Banners were hoisted during his speech that read: "You hypocrite" and "Willy, nobody belives you anymore."
Petra Kelly expressed deep chagrin after Brandt spoke, saying she had invested great trust in Brandt but now felt betrayed because he did not call for an unconditional rejection of all nuclear missiles.
"We need no weapons at all, not just fewer," said Kelly to roaring applause. "It is absurd for Brandt to say no to new weapons yet yes to NATO."
For their part, members of West Germany's center-right ruling coalition have charged that the Social Democrats have ruptured the long cherished consensus on security and foreign policy.
Foreign Minister Hans-Dietrich Genscher claimed today that Brandt's appearance at the rally proved that his party was in the process of "becoming no more than a left-wing protest movement."
The Associated Press also reported:
In Rome, about 100,000 people marched past the U.S. and Soviet embassies and then sprawled on the ground at St. John Lateran Square in a "die-in" simulating the effect of a nuclear holocaust.
Another 10,000 demonstrators turned out for a march in Paris. In Vienna, 5,000 people formed a human chain linking the U.S. and Soviet embassies and 35,000 rallied at City Hall.
Yet another arm-linking demonstration that included Swedish Prime Minister Olof Palme joined the U.S., Soviet, British and French embassies in Stockholm in a 20,000-strong handshake. Protests were also held in Canada.
The official Soviet news agency Tass said the protests had shown that Western Europe's people reject the "militaristic" attitudes of their governments, AP reported.
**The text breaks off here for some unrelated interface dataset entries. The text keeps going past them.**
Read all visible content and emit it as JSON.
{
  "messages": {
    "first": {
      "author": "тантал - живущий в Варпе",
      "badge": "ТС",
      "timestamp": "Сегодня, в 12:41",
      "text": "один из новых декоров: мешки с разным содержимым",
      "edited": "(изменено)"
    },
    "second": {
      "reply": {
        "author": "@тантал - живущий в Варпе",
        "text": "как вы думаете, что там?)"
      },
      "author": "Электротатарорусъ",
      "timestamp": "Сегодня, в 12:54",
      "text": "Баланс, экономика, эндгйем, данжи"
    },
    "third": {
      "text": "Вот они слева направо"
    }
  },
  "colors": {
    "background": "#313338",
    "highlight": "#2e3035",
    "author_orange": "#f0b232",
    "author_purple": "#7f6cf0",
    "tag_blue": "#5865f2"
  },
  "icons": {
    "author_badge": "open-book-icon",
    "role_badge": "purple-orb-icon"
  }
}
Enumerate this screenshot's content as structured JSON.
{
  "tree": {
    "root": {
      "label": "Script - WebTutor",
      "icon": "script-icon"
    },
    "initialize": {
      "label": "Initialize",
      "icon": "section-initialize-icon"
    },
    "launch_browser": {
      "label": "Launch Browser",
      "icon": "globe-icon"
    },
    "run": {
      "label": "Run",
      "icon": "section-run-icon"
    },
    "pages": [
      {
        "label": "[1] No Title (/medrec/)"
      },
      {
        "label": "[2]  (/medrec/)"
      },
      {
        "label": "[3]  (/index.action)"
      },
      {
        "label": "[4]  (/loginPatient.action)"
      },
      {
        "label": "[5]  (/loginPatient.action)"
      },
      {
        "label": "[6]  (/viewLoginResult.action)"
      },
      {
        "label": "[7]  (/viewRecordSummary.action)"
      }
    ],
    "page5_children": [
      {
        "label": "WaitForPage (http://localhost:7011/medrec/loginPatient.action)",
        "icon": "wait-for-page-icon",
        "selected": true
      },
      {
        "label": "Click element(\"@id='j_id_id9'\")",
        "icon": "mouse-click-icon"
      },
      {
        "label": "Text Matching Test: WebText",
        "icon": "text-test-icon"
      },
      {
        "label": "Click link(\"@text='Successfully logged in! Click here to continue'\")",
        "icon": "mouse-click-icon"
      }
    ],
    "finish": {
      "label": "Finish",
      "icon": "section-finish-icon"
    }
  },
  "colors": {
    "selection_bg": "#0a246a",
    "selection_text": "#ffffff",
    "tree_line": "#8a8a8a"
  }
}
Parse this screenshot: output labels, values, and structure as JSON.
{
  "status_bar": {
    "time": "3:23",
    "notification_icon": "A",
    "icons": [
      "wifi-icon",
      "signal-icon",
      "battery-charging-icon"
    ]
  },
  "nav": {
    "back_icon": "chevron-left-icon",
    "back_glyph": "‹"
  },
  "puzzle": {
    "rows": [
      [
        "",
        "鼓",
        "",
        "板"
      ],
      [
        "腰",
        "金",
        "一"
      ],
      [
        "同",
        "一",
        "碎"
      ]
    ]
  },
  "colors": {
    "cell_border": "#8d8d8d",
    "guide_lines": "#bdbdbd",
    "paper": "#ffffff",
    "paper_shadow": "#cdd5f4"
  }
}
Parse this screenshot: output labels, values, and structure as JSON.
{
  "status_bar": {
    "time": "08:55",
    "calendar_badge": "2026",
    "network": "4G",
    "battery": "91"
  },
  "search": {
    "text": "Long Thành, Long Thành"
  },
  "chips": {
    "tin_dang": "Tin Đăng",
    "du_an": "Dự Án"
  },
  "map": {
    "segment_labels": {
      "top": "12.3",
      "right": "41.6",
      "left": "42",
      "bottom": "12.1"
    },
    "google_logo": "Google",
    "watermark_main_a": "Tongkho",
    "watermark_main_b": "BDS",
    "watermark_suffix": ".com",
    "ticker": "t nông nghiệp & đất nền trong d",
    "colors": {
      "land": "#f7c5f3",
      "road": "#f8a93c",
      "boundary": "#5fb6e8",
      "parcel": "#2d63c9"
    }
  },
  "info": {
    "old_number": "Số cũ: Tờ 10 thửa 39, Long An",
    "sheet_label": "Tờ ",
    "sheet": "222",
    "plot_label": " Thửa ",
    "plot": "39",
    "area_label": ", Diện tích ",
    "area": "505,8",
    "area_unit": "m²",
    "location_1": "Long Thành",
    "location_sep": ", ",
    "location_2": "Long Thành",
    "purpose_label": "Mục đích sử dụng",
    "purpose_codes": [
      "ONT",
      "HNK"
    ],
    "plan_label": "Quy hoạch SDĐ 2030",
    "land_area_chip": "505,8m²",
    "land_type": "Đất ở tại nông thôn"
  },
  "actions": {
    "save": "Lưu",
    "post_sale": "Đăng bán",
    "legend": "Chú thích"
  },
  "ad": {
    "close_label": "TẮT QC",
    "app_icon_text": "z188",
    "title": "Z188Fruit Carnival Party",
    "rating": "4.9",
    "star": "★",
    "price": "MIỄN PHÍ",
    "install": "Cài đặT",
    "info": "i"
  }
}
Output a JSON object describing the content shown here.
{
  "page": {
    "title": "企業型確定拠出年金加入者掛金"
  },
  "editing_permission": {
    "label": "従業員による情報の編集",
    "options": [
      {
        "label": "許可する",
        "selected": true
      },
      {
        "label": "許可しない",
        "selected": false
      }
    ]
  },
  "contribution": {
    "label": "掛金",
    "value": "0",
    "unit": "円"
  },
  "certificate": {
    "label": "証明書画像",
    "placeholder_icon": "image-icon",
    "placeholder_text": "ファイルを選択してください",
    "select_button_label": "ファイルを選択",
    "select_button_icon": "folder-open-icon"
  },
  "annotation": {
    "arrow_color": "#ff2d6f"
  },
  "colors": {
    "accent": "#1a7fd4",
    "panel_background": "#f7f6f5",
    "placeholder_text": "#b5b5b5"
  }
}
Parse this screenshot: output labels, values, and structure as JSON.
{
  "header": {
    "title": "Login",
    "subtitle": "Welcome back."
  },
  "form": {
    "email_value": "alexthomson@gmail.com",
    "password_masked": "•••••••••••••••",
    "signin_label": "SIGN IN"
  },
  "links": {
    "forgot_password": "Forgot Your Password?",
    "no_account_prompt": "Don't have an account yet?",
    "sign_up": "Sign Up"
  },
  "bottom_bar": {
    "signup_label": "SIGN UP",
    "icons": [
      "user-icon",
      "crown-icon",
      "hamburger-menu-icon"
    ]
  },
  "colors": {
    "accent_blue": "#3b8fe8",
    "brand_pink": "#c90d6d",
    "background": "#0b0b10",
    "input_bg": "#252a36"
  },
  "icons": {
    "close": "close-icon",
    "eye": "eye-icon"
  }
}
But in East Berlin, the Communist Party newspaper Neues Deutschland took the unprecedented step of publishing church letters to party leader Erich Honecker condemning new nuclear armament in both East and West.